▸ Required work
Go through the lines below. Copy those with "title".

▸ Data supplied
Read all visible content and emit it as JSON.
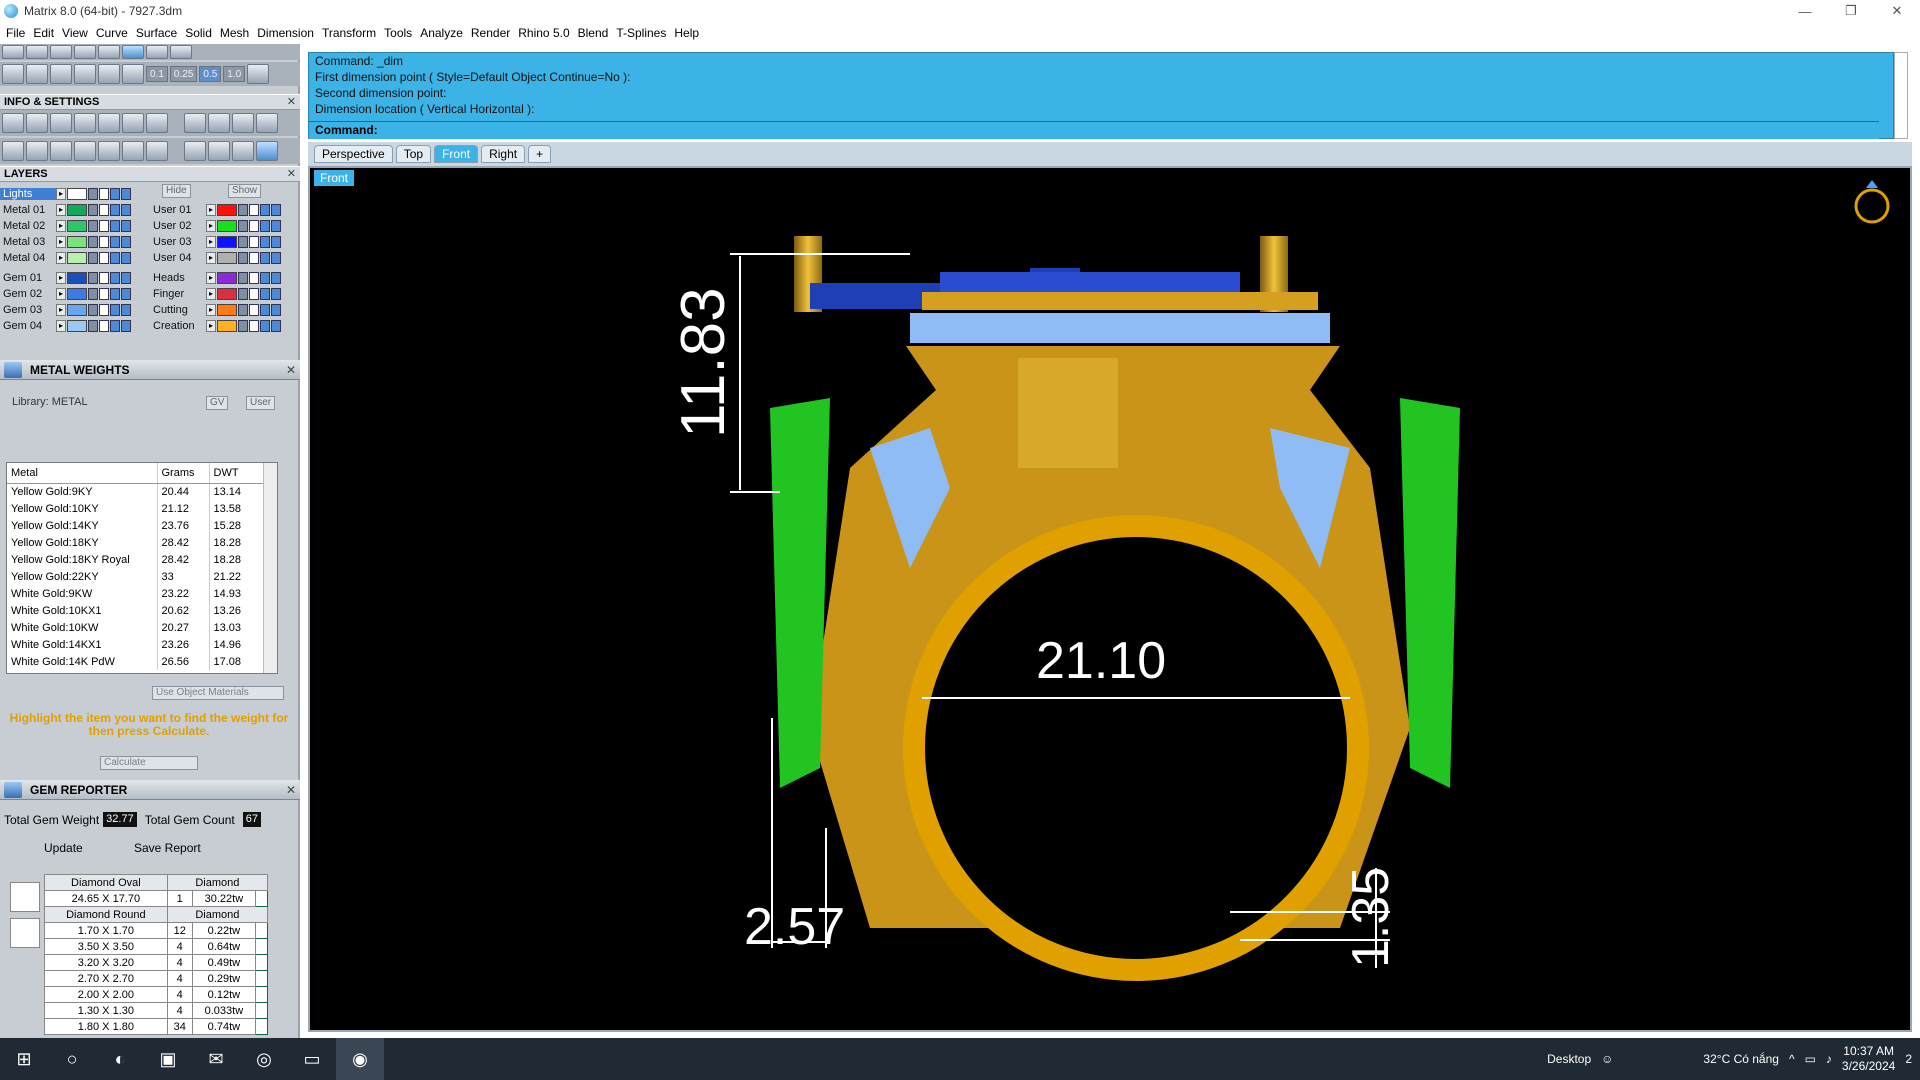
{
  "window": {
    "title": "Matrix 8.0 (64-bit) - 7927.3dm",
    "minimize": "—",
    "restore": "❐",
    "close": "✕"
  },
  "menu": [
    "File",
    "Edit",
    "View",
    "Curve",
    "Surface",
    "Solid",
    "Mesh",
    "Dimension",
    "Transform",
    "Tools",
    "Analyze",
    "Render",
    "Rhino 5.0",
    "Blend",
    "T-Splines",
    "Help"
  ],
  "snap_values": [
    "0.1",
    "0.25",
    "0.5",
    "1.0"
  ],
  "info_settings": {
    "title": "INFO & SETTINGS"
  },
  "layers": {
    "title": "LAYERS",
    "hide_label": "Hide",
    "show_label": "Show",
    "left": [
      {
        "name": "Lights",
        "color": "#ffffff"
      },
      {
        "name": "Metal 01",
        "color": "#19a55a"
      },
      {
        "name": "Metal 02",
        "color": "#31c46b"
      },
      {
        "name": "Metal 03",
        "color": "#7fe07f"
      },
      {
        "name": "Metal 04",
        "color": "#b9f0b0"
      },
      {
        "name": "Gem 01",
        "color": "#1c4fb5"
      },
      {
        "name": "Gem 02",
        "color": "#3c7be0"
      },
      {
        "name": "Gem 03",
        "color": "#6aa6f0"
      },
      {
        "name": "Gem 04",
        "color": "#9cc8f5"
      }
    ],
    "right": [
      {
        "name": "User 01",
        "color": "#ff1010"
      },
      {
        "name": "User 02",
        "color": "#18e018"
      },
      {
        "name": "User 03",
        "color": "#1010ff"
      },
      {
        "name": "User 04",
        "color": "#b0b0b0"
      },
      {
        "name": "Heads",
        "color": "#8a2bd8"
      },
      {
        "name": "Finger",
        "color": "#d83040"
      },
      {
        "name": "Cutting",
        "color": "#ff7a10"
      },
      {
        "name": "Creation",
        "color": "#ffb020"
      }
    ]
  },
  "metal_weights": {
    "title": "METAL WEIGHTS",
    "library": "Library: METAL",
    "gv": "GV",
    "user": "User",
    "columns": [
      "Metal",
      "Grams",
      "DWT"
    ],
    "rows": [
      [
        "Yellow Gold:9KY",
        "20.44",
        "13.14"
      ],
      [
        "Yellow Gold:10KY",
        "21.12",
        "13.58"
      ],
      [
        "Yellow Gold:14KY",
        "23.76",
        "15.28"
      ],
      [
        "Yellow Gold:18KY",
        "28.42",
        "18.28"
      ],
      [
        "Yellow Gold:18KY Royal",
        "28.42",
        "18.28"
      ],
      [
        "Yellow Gold:22KY",
        "33",
        "21.22"
      ],
      [
        "White Gold:9KW",
        "23.22",
        "14.93"
      ],
      [
        "White Gold:10KX1",
        "20.62",
        "13.26"
      ],
      [
        "White Gold:10KW",
        "20.27",
        "13.03"
      ],
      [
        "White Gold:14KX1",
        "23.26",
        "14.96"
      ],
      [
        "White Gold:14K PdW",
        "26.56",
        "17.08"
      ]
    ],
    "use_object_materials": "Use Object Materials",
    "hint": "Highlight the item you want to find the weight for then press Calculate.",
    "calculate": "Calculate"
  },
  "gem_reporter": {
    "title": "GEM REPORTER",
    "total_weight_label": "Total Gem Weight",
    "total_weight": "32.77",
    "total_count_label": "Total Gem Count",
    "total_count": "67",
    "update": "Update",
    "save_report": "Save Report",
    "groups": [
      {
        "shape": "Diamond Oval",
        "material": "Diamond",
        "rows": [
          [
            "24.65 X 17.70",
            "1",
            "30.22tw"
          ]
        ]
      },
      {
        "shape": "Diamond Round",
        "material": "Diamond",
        "rows": [
          [
            "1.70 X 1.70",
            "12",
            "0.22tw"
          ],
          [
            "3.50 X 3.50",
            "4",
            "0.64tw"
          ],
          [
            "3.20 X 3.20",
            "4",
            "0.49tw"
          ],
          [
            "2.70 X 2.70",
            "4",
            "0.29tw"
          ],
          [
            "2.00 X 2.00",
            "4",
            "0.12tw"
          ],
          [
            "1.30 X 1.30",
            "4",
            "0.033tw"
          ],
          [
            "1.80 X 1.80",
            "34",
            "0.74tw"
          ]
        ]
      }
    ]
  },
  "command": {
    "lines": [
      "Command: _dim",
      "First dimension point ( Style=Default  Object  Continue=No ):",
      "Second dimension point:",
      "Dimension location ( Vertical  Horizontal ):"
    ],
    "prompt": "Command:"
  },
  "tabs": [
    "Perspective",
    "Top",
    "Front",
    "Right"
  ],
  "active_tab": "Front",
  "viewport": {
    "label": "Front",
    "dims": {
      "height": "11.83",
      "width": "21.10",
      "shank": "2.57",
      "thickness": "1.35"
    }
  },
  "taskbar": {
    "desktop": "Desktop",
    "weather": "32°C  Có nắng",
    "time": "10:37 AM",
    "date": "3/26/2024",
    "notif": "2"
  }
}
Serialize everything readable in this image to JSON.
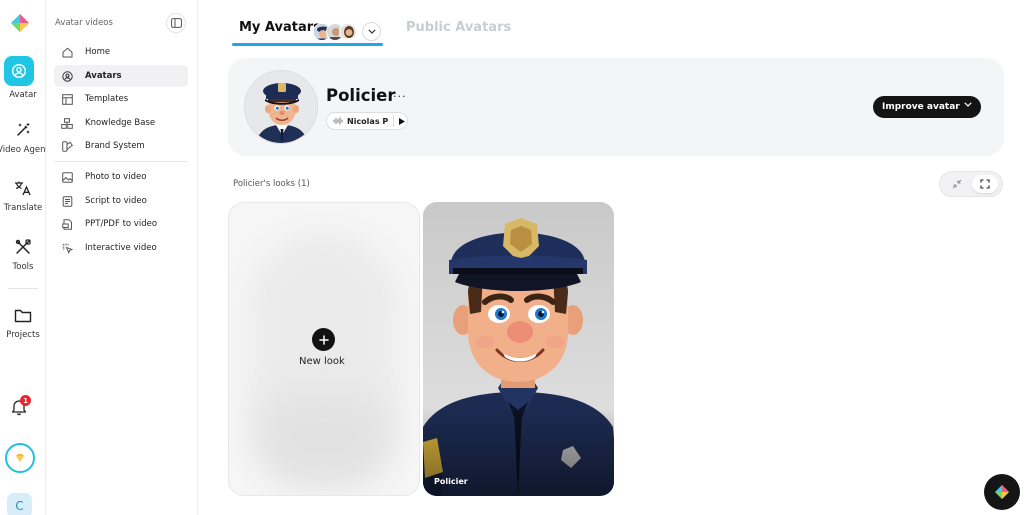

▸ Task solution
    "title": "Matrix 8.0 (64-bit) - 7927.3dm",
    "title": "INFO & SETTINGS"
    "title": "LAYERS",
    "title": "METAL WEIGHTS",
    "title": "GEM REPORTER",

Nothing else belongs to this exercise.